Should I buy any of these?

Toyota dealer wants me to consider these extras for the 07 Highlander Hybrid I’m buying:

Rustproofing (about $400)

Paint/fabric protection (about $400)

7-year extended warranty (about $1500)

Do any of them make sense?

They are just additional dealer profit. All new cars come rustproofed very well from the factory, and the aftermarket stuff may cause accelerated rust-out. The paint/fabric protection is just a coat of wax and scotch-guard, both of which you can do yourself for virtually nothing. And the extended warranty will likely not cover things that regularly break anyway, so it’s a waste of money. You’d be better off putting the cost of these ADP devices into a retirement savings plan.

Those are just boat payments for the head cheeze.

I wouldn’t buy any of them.

The factory undercoats the vehicles when built.

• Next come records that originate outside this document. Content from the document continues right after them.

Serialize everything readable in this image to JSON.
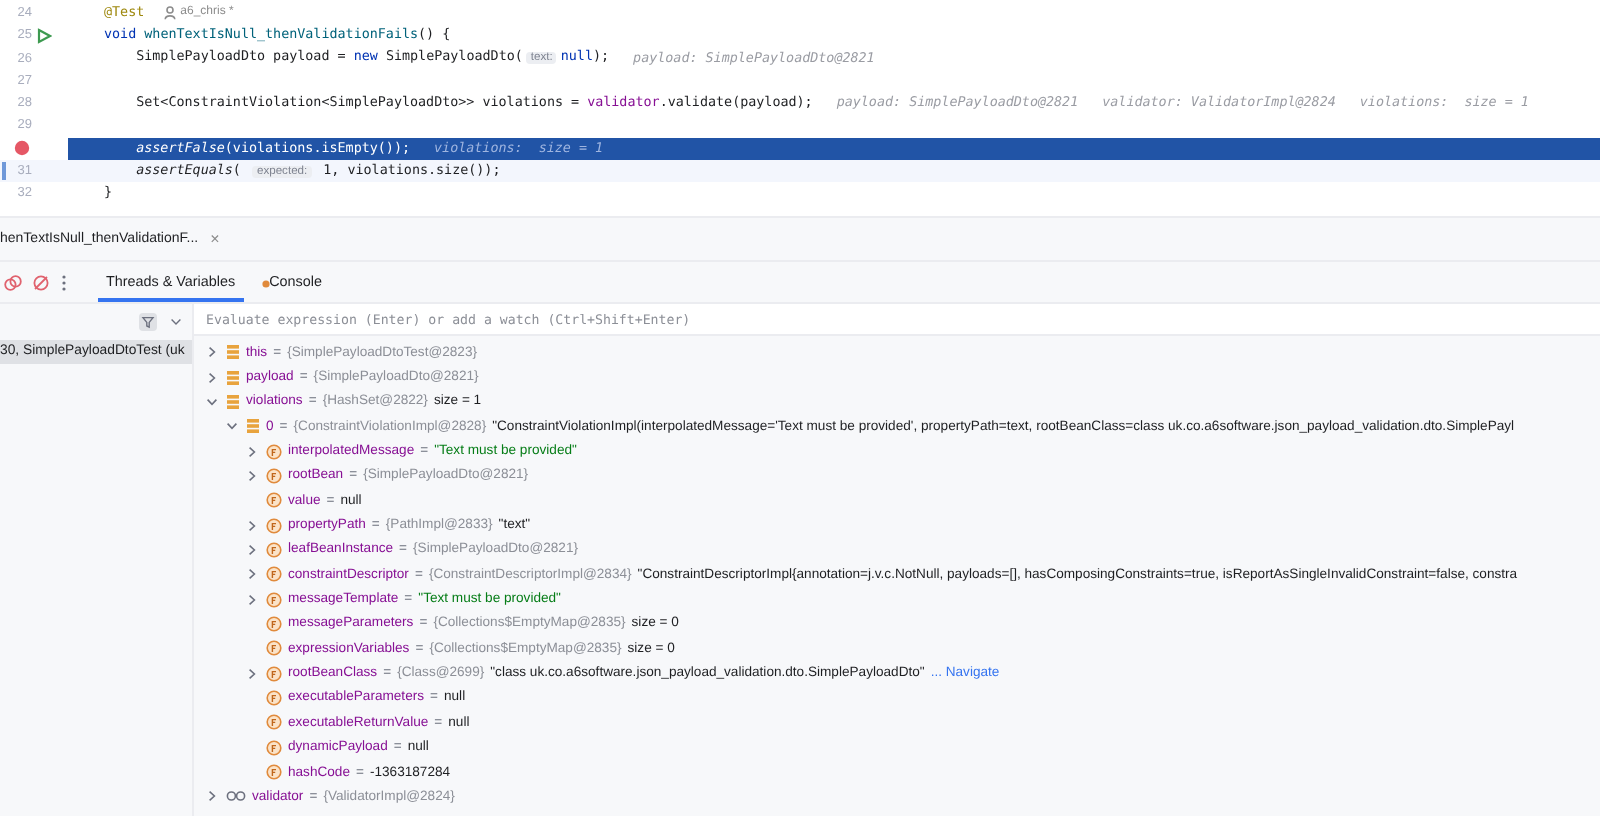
{
  "editor": {
    "lines": [
      {
        "number": "24",
        "kind": "plain",
        "selected": false,
        "caret": false,
        "segments": [
          {
            "kind": "annotation",
            "text": "@Test"
          },
          {
            "kind": "author",
            "text": "a6_chris *"
          }
        ]
      },
      {
        "number": "25",
        "kind": "run",
        "selected": false,
        "caret": false,
        "segments": [
          {
            "kind": "keyword",
            "text": "void"
          },
          {
            "kind": "method",
            "text": " whenTextIsNull_thenValidationFails"
          },
          {
            "kind": "plain",
            "text": "() {"
          }
        ]
      },
      {
        "number": "26",
        "kind": "plain",
        "selected": false,
        "caret": false,
        "segments": [
          {
            "kind": "plain",
            "text": "    SimplePayloadDto payload = "
          },
          {
            "kind": "keyword",
            "text": "new"
          },
          {
            "kind": "plain",
            "text": " SimplePayloadDto("
          },
          {
            "kind": "param",
            "text": "text:"
          },
          {
            "kind": "keyword",
            "text": "null"
          },
          {
            "kind": "plain",
            "text": ");"
          },
          {
            "kind": "hint",
            "text": "payload: SimplePayloadDto@2821"
          }
        ]
      },
      {
        "number": "27",
        "kind": "plain",
        "selected": false,
        "caret": false
      },
      {
        "number": "28",
        "kind": "plain",
        "selected": false,
        "caret": false,
        "segments": [
          {
            "kind": "plain",
            "text": "    Set<ConstraintViolation<SimplePayloadDto>> violations = "
          },
          {
            "kind": "field",
            "text": "validator"
          },
          {
            "kind": "plain",
            "text": ".validate(payload);"
          },
          {
            "kind": "hint",
            "text": "payload: SimplePayloadDto@2821"
          },
          {
            "kind": "hint",
            "text": "validator: ValidatorImpl@2824"
          },
          {
            "kind": "hint",
            "text": "violations:  size = 1"
          }
        ]
      },
      {
        "number": "29",
        "kind": "plain",
        "selected": false,
        "caret": false
      },
      {
        "kind": "breakpoint",
        "selected": true,
        "caret": false,
        "segments": [
          {
            "kind": "static",
            "text": "    assertFalse"
          },
          {
            "kind": "plain",
            "text": "(violations.isEmpty());"
          },
          {
            "kind": "hint",
            "text": "violations:  size = 1"
          }
        ]
      },
      {
        "number": "31",
        "kind": "changed",
        "selected": false,
        "caret": true,
        "segments": [
          {
            "kind": "static",
            "text": "    assertEquals"
          },
          {
            "kind": "plain",
            "text": "( "
          },
          {
            "kind": "param",
            "text": "expected:"
          },
          {
            "kind": "plain",
            "text": " 1, violations.size());"
          }
        ]
      },
      {
        "number": "32",
        "kind": "plain",
        "selected": false,
        "caret": false,
        "segments": [
          {
            "kind": "plain",
            "text": "}"
          }
        ]
      }
    ]
  },
  "session_tab": {
    "label": "henTextIsNull_thenValidationF...",
    "close": "×"
  },
  "debug_tabs": [
    {
      "label": "Threads & Variables",
      "selected": true
    },
    {
      "label": "Console",
      "selected": false
    }
  ],
  "frames": [
    {
      "label": "30, SimplePayloadDtoTest (uk",
      "selected": true
    }
  ],
  "evaluate": {
    "placeholder": "Evaluate expression (Enter) or add a watch (Ctrl+Shift+Enter)"
  },
  "variables": [
    {
      "name": "this",
      "kind": "local",
      "sign": "=",
      "expanded": false,
      "values": [
        {
          "kind": "type",
          "text": "{SimplePayloadDtoTest@2823}"
        }
      ]
    },
    {
      "name": "payload",
      "kind": "local",
      "sign": "=",
      "expanded": false,
      "values": [
        {
          "kind": "type",
          "text": "{SimplePayloadDto@2821}"
        }
      ]
    },
    {
      "name": "violations",
      "kind": "local",
      "sign": "=",
      "expanded": true,
      "values": [
        {
          "kind": "type",
          "text": "{HashSet@2822}"
        },
        {
          "kind": "text",
          "text": "size = 1"
        }
      ],
      "children": [
        {
          "name": "0",
          "kind": "local",
          "sign": "=",
          "expanded": true,
          "values": [
            {
              "kind": "type",
              "text": "{ConstraintViolationImpl@2828}"
            },
            {
              "kind": "text",
              "text": "\"ConstraintViolationImpl(interpolatedMessage='Text must be provided', propertyPath=text, rootBeanClass=class uk.co.a6software.json_payload_validation.dto.SimplePayl"
            }
          ],
          "children": [
            {
              "name": "interpolatedMessage",
              "kind": "field",
              "sign": "=",
              "expanded": false,
              "values": [
                {
                  "kind": "string",
                  "text": "\"Text must be provided\""
                }
              ]
            },
            {
              "name": "rootBean",
              "kind": "field",
              "sign": "=",
              "expanded": false,
              "values": [
                {
                  "kind": "type",
                  "text": "{SimplePayloadDto@2821}"
                }
              ]
            },
            {
              "name": "value",
              "kind": "field",
              "sign": "=",
              "values": [
                {
                  "kind": "text",
                  "text": "null"
                }
              ]
            },
            {
              "name": "propertyPath",
              "kind": "field",
              "sign": "=",
              "expanded": false,
              "values": [
                {
                  "kind": "type",
                  "text": "{PathImpl@2833}"
                },
                {
                  "kind": "text",
                  "text": "\"text\""
                }
              ]
            },
            {
              "name": "leafBeanInstance",
              "kind": "field",
              "sign": "=",
              "expanded": false,
              "values": [
                {
                  "kind": "type",
                  "text": "{SimplePayloadDto@2821}"
                }
              ]
            },
            {
              "name": "constraintDescriptor",
              "kind": "field",
              "sign": "=",
              "expanded": false,
              "values": [
                {
                  "kind": "type",
                  "text": "{ConstraintDescriptorImpl@2834}"
                },
                {
                  "kind": "text",
                  "text": "\"ConstraintDescriptorImpl{annotation=j.v.c.NotNull, payloads=[], hasComposingConstraints=true, isReportAsSingleInvalidConstraint=false, constra"
                }
              ]
            },
            {
              "name": "messageTemplate",
              "kind": "field",
              "sign": "=",
              "expanded": false,
              "values": [
                {
                  "kind": "string",
                  "text": "\"Text must be provided\""
                }
              ]
            },
            {
              "name": "messageParameters",
              "kind": "field",
              "sign": "=",
              "values": [
                {
                  "kind": "type",
                  "text": "{Collections$EmptyMap@2835}"
                },
                {
                  "kind": "text",
                  "text": "size = 0"
                }
              ]
            },
            {
              "name": "expressionVariables",
              "kind": "field",
              "sign": "=",
              "values": [
                {
                  "kind": "type",
                  "text": "{Collections$EmptyMap@2835}"
                },
                {
                  "kind": "text",
                  "text": "size = 0"
                }
              ]
            },
            {
              "name": "rootBeanClass",
              "kind": "field",
              "sign": "=",
              "expanded": false,
              "values": [
                {
                  "kind": "type",
                  "text": "{Class@2699}"
                },
                {
                  "kind": "text",
                  "text": "\"class uk.co.a6software.json_payload_validation.dto.SimplePayloadDto\""
                },
                {
                  "kind": "link",
                  "text": "... Navigate"
                }
              ]
            },
            {
              "name": "executableParameters",
              "kind": "field",
              "sign": "=",
              "values": [
                {
                  "kind": "text",
                  "text": "null"
                }
              ]
            },
            {
              "name": "executableReturnValue",
              "kind": "field",
              "sign": "=",
              "values": [
                {
                  "kind": "text",
                  "text": "null"
                }
              ]
            },
            {
              "name": "dynamicPayload",
              "kind": "field",
              "sign": "=",
              "values": [
                {
                  "kind": "text",
                  "text": "null"
                }
              ]
            },
            {
              "name": "hashCode",
              "kind": "field",
              "sign": "=",
              "values": [
                {
                  "kind": "text",
                  "text": "-1363187284"
                }
              ]
            }
          ]
        }
      ]
    },
    {
      "name": "validator",
      "kind": "watch",
      "sign": "=",
      "expanded": false,
      "values": [
        {
          "kind": "type",
          "text": "{ValidatorImpl@2824}"
        }
      ]
    }
  ]
}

After the original warranty expires, go to Krown rust-proofing and have it done for $100 or so. (If you feel the need to do so)

I have a 2000 Olds Silhouette that has never been rust-proofed since it left the factory and there is NO rust.

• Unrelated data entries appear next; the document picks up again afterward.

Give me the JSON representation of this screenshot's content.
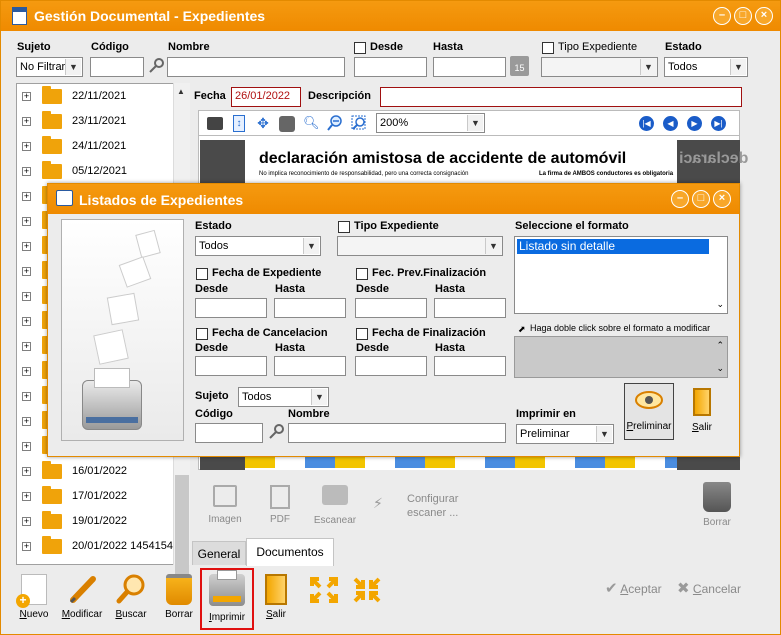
{
  "window": {
    "title": "Gestión Documental - Expedientes",
    "controls": [
      "minimize",
      "maximize",
      "close"
    ]
  },
  "filters": {
    "sujeto_label": "Sujeto",
    "sujeto_value": "No Filtrar",
    "codigo_label": "Código",
    "codigo_value": "",
    "nombre_label": "Nombre",
    "nombre_value": "",
    "desde_label": "Desde",
    "hasta_label": "Hasta",
    "calendar_day": "15",
    "tipo_label": "Tipo Expediente",
    "estado_label": "Estado",
    "estado_value": "Todos"
  },
  "tree": {
    "items": [
      "22/11/2021",
      "23/11/2021",
      "24/11/2021",
      "05/12/2021",
      "",
      "",
      "",
      "",
      "",
      "",
      "",
      "",
      "",
      "",
      "",
      "16/01/2022",
      "17/01/2022",
      "19/01/2022",
      "20/01/2022 1454154"
    ]
  },
  "document": {
    "fecha_label": "Fecha",
    "fecha_value": "26/01/2022",
    "descripcion_label": "Descripción",
    "descripcion_value": "",
    "zoom_value": "200%",
    "doc_heading": "declaración amistosa de accidente de automóvil",
    "doc_sub_left": "No implica reconocimiento de responsabilidad, pero una correcta consignación",
    "doc_sub_right": "La firma de AMBOS conductores es obligatoria",
    "doc_mirror": "declaraci"
  },
  "doc_actions": {
    "imagen": "Imagen",
    "pdf": "PDF",
    "escanear": "Escanear",
    "configurar": "Configurar escaner ...",
    "borrar": "Borrar"
  },
  "tabs": {
    "general": "General",
    "documentos": "Documentos"
  },
  "dialog": {
    "title": "Listados de Expedientes",
    "estado_label": "Estado",
    "estado_value": "Todos",
    "tipo_label": "Tipo Expediente",
    "formato_label": "Seleccione el formato",
    "formato_items": [
      "Listado sin detalle"
    ],
    "fecha_exp_label": "Fecha de Expediente",
    "fec_prev_label": "Fec. Prev.Finalización",
    "fecha_cancel_label": "Fecha de Cancelacion",
    "fecha_fin_label": "Fecha de Finalización",
    "desde_label": "Desde",
    "hasta_label": "Hasta",
    "hint": "Haga doble click sobre el formato a modificar",
    "sujeto_label": "Sujeto",
    "sujeto_value": "Todos",
    "codigo_label": "Código",
    "nombre_label": "Nombre",
    "imprimir_label": "Imprimir en",
    "imprimir_value": "Preliminar",
    "preliminar_button": "Preliminar",
    "salir_button": "Salir"
  },
  "toolbar": {
    "nuevo": "Nuevo",
    "modificar": "Modificar",
    "buscar": "Buscar",
    "borrar": "Borrar",
    "imprimir": "Imprimir",
    "salir": "Salir",
    "aceptar": "Aceptar",
    "cancelar": "Cancelar"
  },
  "colors": {
    "titlebar": "#f08c00",
    "highlight_border": "#e01010",
    "selection": "#0a6be0",
    "date_border": "#a01010"
  }
}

Extended warrantys (unless supplied and honored by the dealer) are not worth more than the paper it’s printed on.

The other stuff you can buy at any automotive store and do yourself, nothing special.

NO, you should not pay for any of this stuff. It’s nothing more than additional dealer profit, and you don’t need any of it. The vehicle was rustproofed at the factory, using state-of-the-art materials, and nothing more is needed, regardless of what the salesperson tells you.

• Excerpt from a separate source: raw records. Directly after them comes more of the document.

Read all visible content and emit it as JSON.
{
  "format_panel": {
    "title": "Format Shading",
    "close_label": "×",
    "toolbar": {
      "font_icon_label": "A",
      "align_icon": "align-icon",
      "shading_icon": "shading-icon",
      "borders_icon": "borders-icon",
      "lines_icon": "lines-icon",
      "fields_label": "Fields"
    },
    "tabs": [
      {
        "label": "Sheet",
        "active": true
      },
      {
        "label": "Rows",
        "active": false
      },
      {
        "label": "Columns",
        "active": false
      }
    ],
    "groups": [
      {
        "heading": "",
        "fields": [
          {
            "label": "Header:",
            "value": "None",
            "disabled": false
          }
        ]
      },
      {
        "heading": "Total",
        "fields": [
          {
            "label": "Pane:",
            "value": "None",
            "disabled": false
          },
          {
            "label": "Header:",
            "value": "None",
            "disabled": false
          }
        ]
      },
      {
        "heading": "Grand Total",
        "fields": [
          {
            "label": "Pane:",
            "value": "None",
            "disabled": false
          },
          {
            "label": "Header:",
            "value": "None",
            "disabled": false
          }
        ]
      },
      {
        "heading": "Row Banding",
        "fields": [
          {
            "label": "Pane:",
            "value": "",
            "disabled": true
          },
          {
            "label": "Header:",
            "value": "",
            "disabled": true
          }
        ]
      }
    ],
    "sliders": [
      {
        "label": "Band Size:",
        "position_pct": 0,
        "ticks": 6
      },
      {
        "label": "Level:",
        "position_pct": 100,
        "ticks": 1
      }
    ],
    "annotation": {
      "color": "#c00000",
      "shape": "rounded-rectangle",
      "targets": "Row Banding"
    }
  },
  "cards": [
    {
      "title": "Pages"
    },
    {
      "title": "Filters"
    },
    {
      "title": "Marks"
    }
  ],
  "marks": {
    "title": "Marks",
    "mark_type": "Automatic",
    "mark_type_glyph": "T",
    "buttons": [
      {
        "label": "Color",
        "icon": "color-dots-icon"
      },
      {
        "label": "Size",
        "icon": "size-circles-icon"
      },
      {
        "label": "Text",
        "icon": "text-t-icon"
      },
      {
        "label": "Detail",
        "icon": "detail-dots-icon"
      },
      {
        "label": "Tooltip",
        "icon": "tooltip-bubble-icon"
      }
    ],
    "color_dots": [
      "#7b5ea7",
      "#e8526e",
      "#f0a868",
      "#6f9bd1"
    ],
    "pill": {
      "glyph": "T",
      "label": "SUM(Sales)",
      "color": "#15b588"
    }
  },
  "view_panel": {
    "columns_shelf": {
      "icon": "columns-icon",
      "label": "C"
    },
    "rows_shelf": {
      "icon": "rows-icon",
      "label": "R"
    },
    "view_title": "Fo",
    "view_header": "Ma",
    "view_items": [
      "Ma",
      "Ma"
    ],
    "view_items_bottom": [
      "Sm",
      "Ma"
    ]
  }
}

Paint treatments, fabric treatments, etc., are nothing more than wax and ScotchGard, which you can purchase for a tiny fraction of the dealer charge.

Extended warranties are almost totally worthless. Save your money and skip all of these things.

No, no and no.

Unless you were planning to add the $2,300 cost to a car loan, put that amount of cash into a money market account instead of the dealer’s pocket. It will serve as an emergency fund for any unusual repairs or a down payment on your next car.

I have nothing new to add. You got the right answers from others.
Do NOT agree to any of the offers.

For 1 and 2 NO. For 3, nothing beats money in the bank. If you have a financial emergency and have to sell the car, the $1500 just puts you further in debt. Additional warranties always have fine print (exclusions).

This is very helpful…especially with everyone agreeing! The only thing that attracted me a little was that the rustproofing, paint, and fabric treatments extend the coverage. But it sounds like it’s not that things go bad so quickly otherwise, but because the extended coverage is a marketing tool to sell the treatments.


It’s curious that almost everyone seems to know this but dealers continue to try to sell these money wasters. I agree with NO by the way.

Simple explanation: I’d read bad things about stuff like rustproofing, but the dealer said their process is much more advanced than before. Sales talk, huh?

Some rust warranties are even void if aftermarket “rust proofing” is applied. Read your warranty carefully. They will probably argue that dealer applied rust proofing is an exception, but don’t buy it. What was the last car you saw that had rust-perforated fenders, and how old was it?

Most extended warranties are insurance policies. They also have significant exclusions that omit most common repairs. For $1,500 you can afford to self-insure IF you take good care of your car. Also, do you know that you will keep the car beyone the factory warranty mileage? How many people “get tired” of the old dog and want new wheels before they use the warranty? In general, warranties are overpriced to make money for the dealership, and the warranty (insurance) companies. Like the lottery, the chances of winning are less than even or they wouldn’t sell them. Major exclusions often seen are seals and gaskets (the main failures – water pump, transmission, engine valve covers and main seals, CV joints, etc. are almost always seal/gasket failures) and electrical. Warranties that cover these are very expensive and (as usual) not worth the investment.